• Data excerpts:
######

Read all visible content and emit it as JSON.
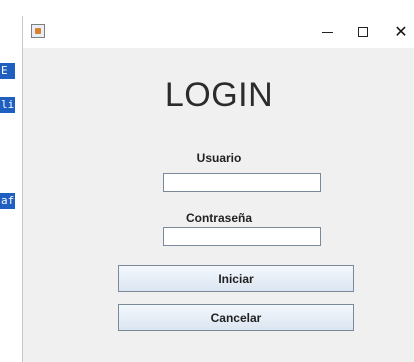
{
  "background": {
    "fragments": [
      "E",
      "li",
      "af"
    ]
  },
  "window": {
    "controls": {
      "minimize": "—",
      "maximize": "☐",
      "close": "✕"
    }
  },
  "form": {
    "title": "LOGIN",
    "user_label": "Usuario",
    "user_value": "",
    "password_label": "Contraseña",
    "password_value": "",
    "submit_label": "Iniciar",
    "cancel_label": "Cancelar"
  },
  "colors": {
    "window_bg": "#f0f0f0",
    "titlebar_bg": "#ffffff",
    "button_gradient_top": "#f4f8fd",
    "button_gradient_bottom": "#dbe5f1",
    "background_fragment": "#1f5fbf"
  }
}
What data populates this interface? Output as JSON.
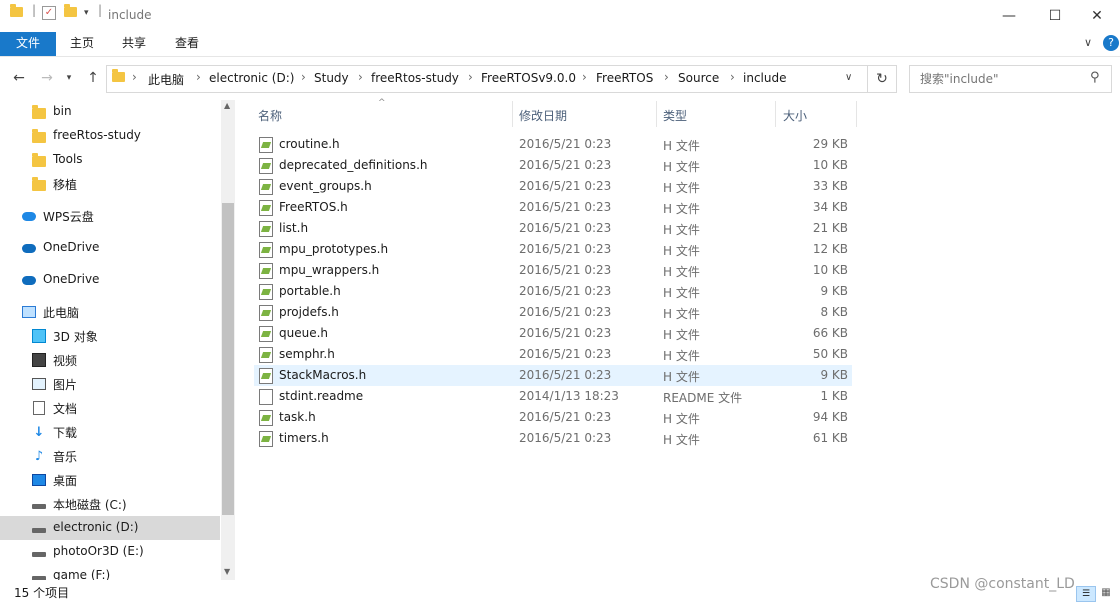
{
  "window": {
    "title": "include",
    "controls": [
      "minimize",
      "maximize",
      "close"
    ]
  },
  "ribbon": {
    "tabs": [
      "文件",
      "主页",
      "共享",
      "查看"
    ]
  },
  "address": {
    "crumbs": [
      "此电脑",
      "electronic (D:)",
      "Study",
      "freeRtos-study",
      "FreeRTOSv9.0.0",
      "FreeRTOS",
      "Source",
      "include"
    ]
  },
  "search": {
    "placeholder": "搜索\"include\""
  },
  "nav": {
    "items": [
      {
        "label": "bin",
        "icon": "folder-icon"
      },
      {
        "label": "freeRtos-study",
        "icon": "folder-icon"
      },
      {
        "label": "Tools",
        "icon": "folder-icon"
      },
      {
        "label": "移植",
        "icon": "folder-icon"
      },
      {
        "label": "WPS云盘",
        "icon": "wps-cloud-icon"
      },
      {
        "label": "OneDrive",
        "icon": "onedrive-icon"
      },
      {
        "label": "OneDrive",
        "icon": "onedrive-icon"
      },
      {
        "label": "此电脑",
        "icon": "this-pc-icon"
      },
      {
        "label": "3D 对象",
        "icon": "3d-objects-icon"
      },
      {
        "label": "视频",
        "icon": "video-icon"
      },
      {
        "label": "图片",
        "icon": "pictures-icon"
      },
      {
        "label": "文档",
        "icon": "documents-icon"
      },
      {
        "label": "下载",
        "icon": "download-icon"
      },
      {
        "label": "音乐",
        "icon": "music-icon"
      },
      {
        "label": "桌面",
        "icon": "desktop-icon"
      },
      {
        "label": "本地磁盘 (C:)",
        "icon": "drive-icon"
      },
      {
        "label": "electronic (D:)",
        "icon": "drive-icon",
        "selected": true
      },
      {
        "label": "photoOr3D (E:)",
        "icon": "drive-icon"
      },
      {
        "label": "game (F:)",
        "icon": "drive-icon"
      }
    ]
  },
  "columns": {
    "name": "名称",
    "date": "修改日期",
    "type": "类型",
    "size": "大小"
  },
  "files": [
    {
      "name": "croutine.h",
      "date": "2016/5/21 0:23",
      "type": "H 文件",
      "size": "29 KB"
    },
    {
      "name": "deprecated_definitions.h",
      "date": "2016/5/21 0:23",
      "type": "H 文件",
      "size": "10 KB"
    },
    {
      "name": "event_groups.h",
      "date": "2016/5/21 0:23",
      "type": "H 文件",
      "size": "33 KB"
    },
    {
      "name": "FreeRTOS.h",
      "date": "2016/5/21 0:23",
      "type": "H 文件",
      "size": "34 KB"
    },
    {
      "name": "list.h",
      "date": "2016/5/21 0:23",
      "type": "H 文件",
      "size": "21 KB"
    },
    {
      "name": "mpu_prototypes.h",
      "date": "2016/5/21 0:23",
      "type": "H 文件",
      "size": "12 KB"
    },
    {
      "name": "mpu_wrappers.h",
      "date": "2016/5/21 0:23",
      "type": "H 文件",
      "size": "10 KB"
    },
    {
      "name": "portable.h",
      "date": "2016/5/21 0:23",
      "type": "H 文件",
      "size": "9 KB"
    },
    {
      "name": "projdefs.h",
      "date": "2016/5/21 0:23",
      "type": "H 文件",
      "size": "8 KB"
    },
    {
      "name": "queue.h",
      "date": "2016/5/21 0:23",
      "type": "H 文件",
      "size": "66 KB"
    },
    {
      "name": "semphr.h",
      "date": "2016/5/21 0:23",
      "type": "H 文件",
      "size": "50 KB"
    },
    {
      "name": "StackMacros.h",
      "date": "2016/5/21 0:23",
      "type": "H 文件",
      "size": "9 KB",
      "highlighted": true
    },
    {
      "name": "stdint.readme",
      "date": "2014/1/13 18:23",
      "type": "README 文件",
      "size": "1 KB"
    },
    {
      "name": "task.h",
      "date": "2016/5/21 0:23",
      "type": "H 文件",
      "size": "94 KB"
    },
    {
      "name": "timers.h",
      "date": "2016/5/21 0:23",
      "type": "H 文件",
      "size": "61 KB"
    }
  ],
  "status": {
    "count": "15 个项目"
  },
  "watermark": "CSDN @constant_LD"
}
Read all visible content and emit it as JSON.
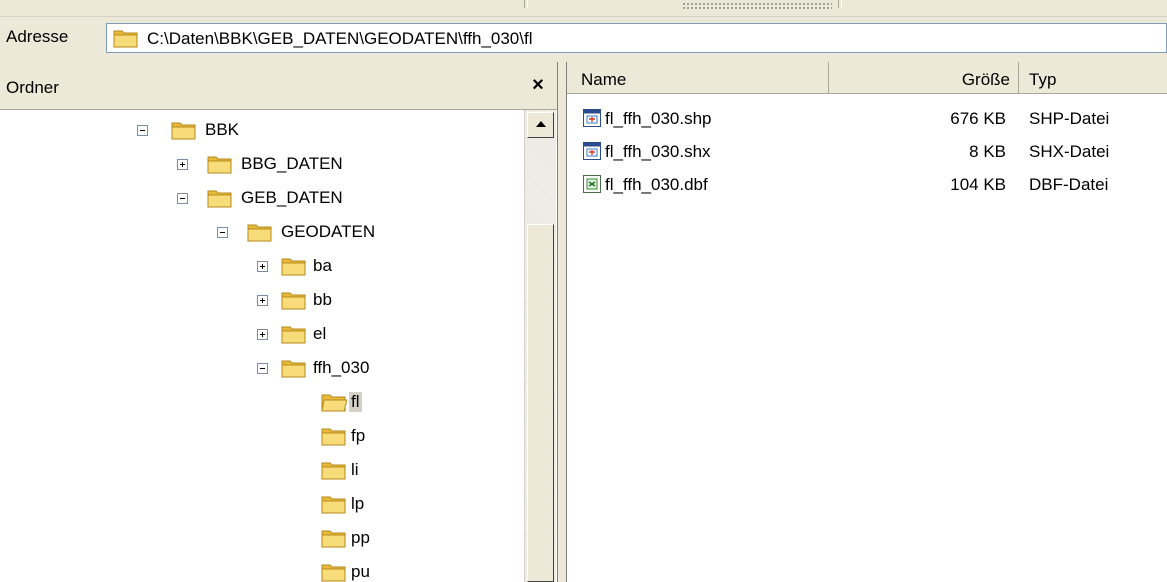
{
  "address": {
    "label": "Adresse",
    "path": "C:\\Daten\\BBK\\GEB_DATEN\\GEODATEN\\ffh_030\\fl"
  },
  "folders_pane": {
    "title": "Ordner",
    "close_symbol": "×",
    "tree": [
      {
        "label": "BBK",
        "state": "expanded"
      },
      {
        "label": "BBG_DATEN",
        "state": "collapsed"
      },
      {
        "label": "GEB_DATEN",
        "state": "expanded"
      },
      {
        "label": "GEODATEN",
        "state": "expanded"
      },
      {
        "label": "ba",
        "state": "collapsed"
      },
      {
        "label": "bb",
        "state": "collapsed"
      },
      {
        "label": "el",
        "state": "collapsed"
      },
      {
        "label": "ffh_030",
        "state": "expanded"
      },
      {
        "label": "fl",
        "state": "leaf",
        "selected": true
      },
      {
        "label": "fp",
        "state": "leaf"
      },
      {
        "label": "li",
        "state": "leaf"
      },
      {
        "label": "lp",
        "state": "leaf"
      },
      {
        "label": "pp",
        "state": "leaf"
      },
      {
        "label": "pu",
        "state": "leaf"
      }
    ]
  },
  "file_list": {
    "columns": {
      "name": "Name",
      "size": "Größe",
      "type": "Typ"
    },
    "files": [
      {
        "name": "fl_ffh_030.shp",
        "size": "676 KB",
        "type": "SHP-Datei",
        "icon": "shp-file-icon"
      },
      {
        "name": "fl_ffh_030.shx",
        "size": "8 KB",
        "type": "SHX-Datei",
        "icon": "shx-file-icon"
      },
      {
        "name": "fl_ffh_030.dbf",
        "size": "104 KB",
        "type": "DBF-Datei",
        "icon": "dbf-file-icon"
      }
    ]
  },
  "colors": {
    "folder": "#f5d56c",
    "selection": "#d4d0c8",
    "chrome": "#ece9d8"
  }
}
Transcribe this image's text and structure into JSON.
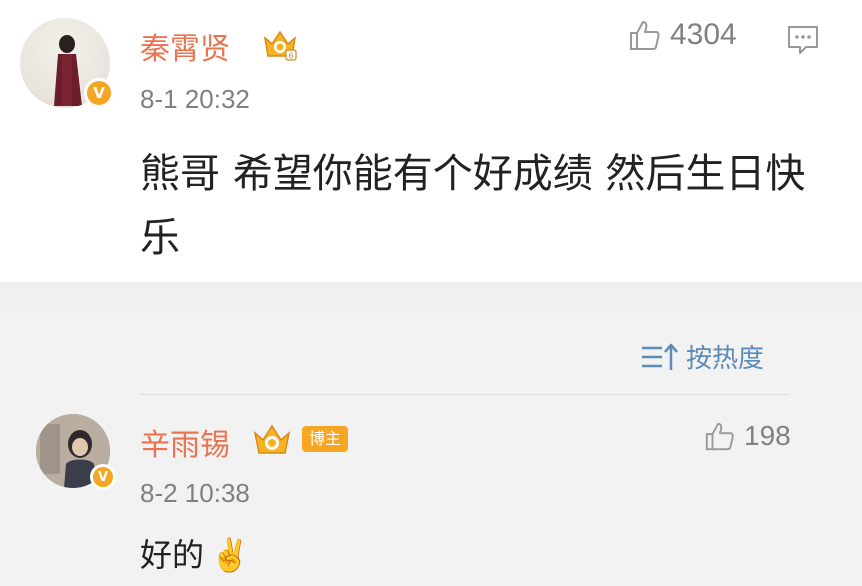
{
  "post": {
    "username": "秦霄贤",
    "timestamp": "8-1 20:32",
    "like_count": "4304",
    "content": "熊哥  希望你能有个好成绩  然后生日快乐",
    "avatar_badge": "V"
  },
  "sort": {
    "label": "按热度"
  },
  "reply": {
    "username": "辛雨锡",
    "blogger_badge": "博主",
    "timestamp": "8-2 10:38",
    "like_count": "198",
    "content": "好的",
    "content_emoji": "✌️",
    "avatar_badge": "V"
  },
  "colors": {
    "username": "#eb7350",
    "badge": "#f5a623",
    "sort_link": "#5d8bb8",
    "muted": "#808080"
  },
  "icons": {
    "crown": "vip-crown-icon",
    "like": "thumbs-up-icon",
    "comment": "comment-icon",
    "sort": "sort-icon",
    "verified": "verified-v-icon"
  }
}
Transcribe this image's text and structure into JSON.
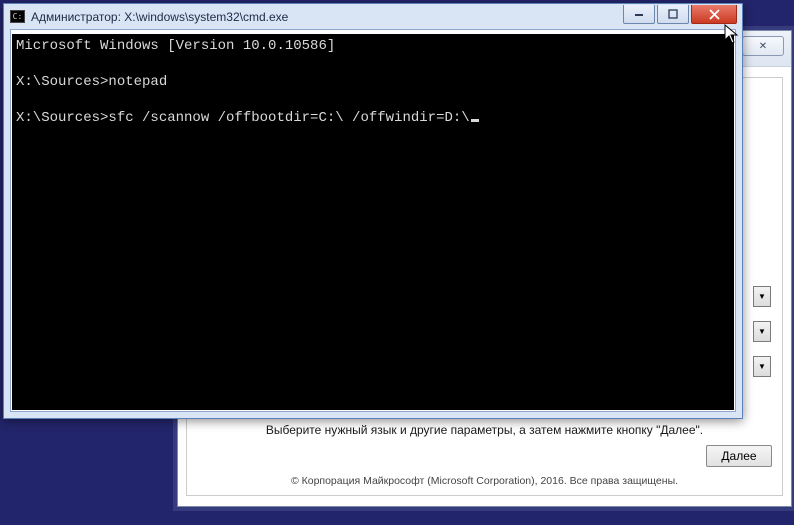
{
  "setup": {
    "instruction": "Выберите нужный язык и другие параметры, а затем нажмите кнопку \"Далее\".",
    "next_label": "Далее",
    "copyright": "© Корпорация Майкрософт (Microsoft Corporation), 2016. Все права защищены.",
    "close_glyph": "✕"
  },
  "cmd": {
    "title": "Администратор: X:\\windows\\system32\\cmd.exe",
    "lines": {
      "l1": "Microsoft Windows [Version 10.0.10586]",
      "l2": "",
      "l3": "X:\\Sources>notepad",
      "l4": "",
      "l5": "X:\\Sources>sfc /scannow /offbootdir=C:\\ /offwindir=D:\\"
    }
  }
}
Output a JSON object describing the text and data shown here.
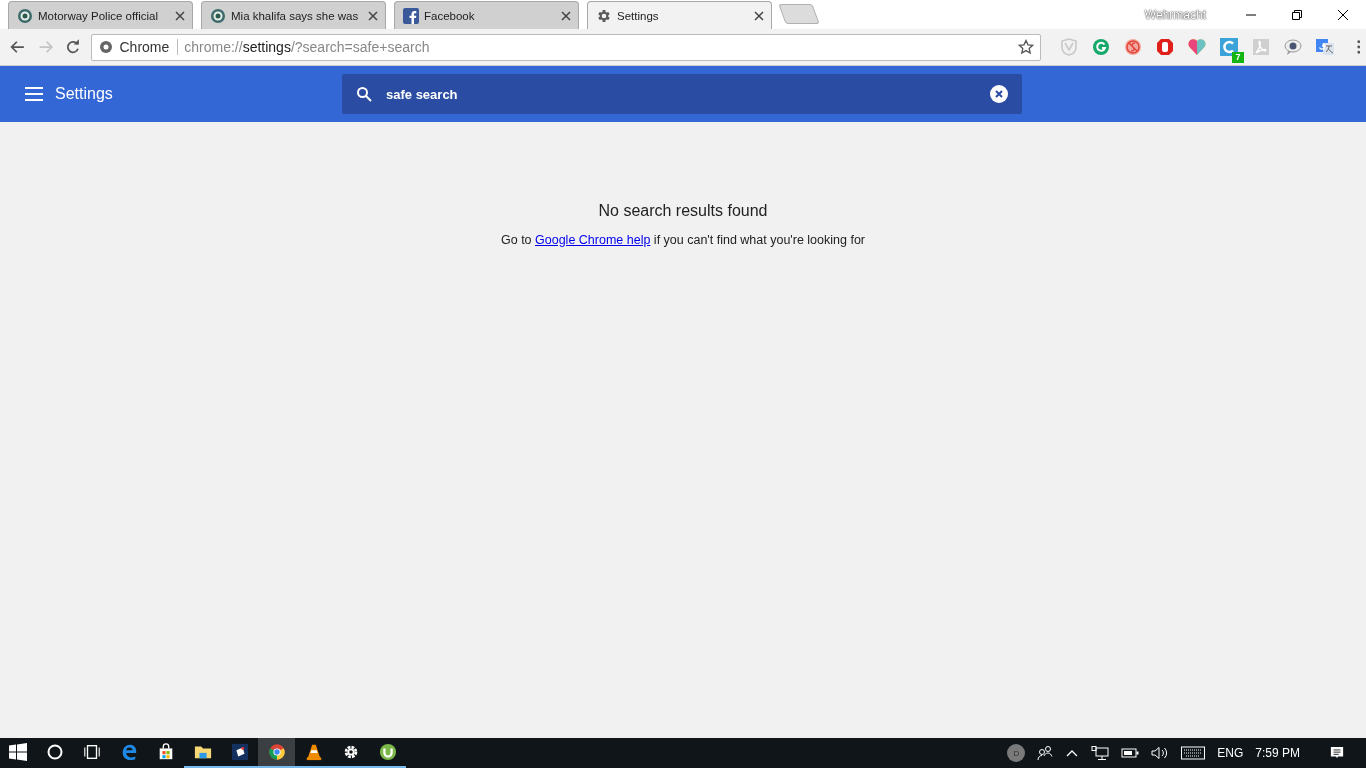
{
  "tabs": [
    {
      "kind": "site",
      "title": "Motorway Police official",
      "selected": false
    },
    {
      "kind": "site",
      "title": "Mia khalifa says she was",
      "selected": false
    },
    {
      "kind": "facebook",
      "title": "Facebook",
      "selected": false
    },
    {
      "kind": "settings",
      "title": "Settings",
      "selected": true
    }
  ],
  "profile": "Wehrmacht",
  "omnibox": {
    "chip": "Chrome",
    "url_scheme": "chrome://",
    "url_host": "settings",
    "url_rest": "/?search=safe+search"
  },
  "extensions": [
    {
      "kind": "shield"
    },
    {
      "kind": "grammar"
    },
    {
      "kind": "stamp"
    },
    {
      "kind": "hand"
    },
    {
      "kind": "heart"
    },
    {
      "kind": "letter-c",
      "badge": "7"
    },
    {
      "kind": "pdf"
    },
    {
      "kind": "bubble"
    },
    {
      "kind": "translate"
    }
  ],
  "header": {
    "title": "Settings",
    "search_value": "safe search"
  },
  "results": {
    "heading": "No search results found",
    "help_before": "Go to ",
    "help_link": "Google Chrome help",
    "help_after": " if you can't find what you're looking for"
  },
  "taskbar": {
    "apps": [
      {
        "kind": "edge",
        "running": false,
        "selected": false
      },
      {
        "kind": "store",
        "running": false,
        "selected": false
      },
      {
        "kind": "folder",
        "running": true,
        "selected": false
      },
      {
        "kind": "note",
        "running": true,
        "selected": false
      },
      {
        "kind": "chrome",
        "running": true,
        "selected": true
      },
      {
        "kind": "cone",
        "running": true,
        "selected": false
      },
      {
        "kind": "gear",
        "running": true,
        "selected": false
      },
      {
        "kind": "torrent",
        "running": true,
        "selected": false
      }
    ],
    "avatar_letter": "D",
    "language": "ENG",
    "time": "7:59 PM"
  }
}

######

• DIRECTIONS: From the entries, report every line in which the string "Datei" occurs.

• RESPONSE TO THIS EXERCISE:
        "type": "SHP-Datei",
        "type": "SHX-Datei",
        "type": "DBF-Datei",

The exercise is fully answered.